Prompt:
This exercise calls for copying every line below that holds the word "window".

*** Listed records Section Begins ***

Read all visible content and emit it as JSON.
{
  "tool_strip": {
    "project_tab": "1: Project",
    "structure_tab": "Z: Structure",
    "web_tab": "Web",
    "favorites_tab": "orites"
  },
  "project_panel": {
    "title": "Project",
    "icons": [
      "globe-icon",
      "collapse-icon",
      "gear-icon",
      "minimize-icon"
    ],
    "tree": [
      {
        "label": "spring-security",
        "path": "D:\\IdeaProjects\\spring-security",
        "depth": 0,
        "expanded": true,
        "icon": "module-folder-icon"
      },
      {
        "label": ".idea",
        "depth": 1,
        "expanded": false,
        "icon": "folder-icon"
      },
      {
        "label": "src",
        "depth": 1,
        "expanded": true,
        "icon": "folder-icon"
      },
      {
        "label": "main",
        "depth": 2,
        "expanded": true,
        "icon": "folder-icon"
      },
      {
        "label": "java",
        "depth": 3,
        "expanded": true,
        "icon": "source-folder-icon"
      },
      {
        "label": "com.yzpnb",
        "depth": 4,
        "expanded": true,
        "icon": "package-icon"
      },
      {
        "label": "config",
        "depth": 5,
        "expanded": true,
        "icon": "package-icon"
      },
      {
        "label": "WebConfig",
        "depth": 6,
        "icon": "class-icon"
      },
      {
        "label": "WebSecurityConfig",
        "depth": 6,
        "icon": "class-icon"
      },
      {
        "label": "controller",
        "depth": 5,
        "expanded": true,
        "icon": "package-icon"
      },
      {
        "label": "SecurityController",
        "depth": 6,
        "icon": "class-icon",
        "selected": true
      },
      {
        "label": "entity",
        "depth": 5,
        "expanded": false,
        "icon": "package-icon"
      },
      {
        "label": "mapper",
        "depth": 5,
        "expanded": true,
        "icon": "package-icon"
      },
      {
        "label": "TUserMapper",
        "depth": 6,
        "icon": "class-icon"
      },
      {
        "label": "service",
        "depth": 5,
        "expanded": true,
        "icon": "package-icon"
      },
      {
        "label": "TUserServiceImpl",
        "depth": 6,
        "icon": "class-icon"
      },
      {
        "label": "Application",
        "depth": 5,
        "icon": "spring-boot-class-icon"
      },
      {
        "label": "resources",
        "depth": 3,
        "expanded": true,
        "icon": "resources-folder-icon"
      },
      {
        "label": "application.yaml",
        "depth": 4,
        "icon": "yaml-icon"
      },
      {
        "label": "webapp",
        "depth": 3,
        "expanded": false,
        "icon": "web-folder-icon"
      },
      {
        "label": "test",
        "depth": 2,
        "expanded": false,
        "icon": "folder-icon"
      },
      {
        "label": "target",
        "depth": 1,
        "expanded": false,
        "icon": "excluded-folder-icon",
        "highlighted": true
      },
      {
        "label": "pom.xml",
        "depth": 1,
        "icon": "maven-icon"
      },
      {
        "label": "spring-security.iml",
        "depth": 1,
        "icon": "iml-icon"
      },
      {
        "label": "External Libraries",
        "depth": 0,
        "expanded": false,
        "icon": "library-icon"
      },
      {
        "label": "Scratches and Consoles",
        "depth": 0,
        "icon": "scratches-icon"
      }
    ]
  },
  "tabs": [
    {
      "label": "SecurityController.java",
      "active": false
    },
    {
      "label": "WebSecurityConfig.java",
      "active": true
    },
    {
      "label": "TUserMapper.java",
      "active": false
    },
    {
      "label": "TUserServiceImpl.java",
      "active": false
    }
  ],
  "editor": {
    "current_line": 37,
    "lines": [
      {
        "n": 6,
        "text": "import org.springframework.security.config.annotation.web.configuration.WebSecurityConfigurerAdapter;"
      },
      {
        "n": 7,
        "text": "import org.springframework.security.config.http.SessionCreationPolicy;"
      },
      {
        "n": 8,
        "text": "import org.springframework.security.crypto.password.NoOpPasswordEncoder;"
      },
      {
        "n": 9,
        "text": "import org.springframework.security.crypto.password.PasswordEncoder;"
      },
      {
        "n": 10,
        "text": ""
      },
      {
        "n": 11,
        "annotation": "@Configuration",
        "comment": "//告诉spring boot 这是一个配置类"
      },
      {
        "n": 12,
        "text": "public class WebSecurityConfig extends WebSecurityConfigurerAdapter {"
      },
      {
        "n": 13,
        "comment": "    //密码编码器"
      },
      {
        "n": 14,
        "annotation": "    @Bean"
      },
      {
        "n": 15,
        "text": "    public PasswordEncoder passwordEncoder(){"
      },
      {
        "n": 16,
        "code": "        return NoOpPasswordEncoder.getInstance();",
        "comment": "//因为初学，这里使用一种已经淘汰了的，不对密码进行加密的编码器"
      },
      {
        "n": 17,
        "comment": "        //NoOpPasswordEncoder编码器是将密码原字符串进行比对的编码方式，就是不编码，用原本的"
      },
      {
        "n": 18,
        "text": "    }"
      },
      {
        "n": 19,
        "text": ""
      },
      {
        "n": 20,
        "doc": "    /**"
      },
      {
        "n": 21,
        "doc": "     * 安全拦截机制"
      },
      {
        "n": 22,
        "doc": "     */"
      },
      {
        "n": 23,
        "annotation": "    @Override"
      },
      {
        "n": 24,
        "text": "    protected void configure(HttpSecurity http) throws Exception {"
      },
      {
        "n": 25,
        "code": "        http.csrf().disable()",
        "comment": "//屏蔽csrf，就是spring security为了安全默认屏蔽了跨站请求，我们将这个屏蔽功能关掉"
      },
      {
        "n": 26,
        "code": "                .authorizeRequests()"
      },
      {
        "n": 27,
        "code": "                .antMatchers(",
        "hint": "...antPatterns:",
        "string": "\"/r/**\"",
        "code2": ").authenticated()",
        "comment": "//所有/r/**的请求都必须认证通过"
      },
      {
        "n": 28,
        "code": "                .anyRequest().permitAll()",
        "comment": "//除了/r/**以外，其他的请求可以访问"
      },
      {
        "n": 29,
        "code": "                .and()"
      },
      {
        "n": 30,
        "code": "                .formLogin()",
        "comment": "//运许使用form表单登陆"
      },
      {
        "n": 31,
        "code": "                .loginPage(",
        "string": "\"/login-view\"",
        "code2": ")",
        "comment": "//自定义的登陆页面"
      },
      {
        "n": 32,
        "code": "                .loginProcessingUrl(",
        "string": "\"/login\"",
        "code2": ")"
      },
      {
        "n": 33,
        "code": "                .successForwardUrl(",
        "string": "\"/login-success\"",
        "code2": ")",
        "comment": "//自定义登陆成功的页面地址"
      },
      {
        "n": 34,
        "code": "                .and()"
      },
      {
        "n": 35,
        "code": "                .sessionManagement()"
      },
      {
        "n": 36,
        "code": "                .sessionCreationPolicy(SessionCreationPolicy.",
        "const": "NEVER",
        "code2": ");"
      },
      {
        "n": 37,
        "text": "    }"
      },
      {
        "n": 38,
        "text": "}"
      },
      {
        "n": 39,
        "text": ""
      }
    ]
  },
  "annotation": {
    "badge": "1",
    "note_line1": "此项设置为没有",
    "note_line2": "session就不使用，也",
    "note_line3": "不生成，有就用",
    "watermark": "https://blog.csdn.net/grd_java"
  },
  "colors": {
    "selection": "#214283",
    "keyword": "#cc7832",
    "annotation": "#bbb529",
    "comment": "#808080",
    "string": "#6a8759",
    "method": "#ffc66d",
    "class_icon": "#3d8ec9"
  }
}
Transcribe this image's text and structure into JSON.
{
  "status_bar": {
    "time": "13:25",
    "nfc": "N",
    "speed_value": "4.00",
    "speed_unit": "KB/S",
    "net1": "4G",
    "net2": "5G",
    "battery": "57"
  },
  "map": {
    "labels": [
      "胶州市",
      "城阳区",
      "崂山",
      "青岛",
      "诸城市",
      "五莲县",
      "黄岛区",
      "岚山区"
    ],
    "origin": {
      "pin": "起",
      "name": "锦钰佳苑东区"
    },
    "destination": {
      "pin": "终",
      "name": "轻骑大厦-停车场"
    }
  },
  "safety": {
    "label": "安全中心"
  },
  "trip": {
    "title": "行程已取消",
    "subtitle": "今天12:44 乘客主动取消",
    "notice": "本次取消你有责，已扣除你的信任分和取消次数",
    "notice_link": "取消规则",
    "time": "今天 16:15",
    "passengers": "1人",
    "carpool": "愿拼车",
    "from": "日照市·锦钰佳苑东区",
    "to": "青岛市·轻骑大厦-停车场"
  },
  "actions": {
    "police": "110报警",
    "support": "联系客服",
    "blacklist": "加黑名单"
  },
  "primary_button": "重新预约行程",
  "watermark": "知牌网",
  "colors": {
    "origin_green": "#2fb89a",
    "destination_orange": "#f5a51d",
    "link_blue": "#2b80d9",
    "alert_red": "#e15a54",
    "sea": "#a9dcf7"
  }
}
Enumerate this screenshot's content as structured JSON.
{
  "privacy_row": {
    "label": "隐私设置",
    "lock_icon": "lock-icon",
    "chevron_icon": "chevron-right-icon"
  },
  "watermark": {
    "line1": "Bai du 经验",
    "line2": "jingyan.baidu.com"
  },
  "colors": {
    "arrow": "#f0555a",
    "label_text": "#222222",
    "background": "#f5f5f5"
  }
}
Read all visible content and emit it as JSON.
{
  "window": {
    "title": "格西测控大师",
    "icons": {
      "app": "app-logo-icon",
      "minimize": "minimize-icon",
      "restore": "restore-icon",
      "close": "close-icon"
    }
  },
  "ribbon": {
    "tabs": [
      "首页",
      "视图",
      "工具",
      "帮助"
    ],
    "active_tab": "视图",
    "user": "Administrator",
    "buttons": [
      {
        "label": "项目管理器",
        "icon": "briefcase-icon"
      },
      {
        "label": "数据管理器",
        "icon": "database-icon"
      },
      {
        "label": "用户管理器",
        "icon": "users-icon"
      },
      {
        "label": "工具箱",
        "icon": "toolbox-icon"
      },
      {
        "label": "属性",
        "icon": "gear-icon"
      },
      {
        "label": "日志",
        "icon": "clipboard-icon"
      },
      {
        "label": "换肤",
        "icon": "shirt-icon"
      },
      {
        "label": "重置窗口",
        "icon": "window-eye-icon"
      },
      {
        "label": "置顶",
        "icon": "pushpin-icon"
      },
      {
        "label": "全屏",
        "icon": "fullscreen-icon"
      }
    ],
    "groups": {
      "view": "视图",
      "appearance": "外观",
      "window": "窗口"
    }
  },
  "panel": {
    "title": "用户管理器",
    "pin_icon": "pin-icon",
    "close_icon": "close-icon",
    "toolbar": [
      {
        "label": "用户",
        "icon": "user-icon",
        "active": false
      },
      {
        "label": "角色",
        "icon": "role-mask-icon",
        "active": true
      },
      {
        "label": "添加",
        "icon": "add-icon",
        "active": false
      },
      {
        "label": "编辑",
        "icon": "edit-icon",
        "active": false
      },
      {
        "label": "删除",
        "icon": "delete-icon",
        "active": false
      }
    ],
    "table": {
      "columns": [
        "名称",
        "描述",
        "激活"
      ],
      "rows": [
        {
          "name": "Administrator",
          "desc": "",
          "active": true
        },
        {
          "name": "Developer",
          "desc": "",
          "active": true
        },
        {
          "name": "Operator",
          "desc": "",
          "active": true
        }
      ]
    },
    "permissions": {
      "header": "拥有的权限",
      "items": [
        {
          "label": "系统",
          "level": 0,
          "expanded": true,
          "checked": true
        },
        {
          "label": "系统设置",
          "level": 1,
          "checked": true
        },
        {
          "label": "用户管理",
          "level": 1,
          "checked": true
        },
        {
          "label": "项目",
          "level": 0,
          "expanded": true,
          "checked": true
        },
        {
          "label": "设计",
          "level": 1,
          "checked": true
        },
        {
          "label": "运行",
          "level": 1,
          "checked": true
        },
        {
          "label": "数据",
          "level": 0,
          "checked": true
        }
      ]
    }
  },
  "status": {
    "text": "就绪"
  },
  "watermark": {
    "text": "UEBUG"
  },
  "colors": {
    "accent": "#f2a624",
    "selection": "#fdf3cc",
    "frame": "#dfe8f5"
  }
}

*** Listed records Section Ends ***

Reply:
  "window": {
        "icon": "window-eye-icon"
      "window": "窗口"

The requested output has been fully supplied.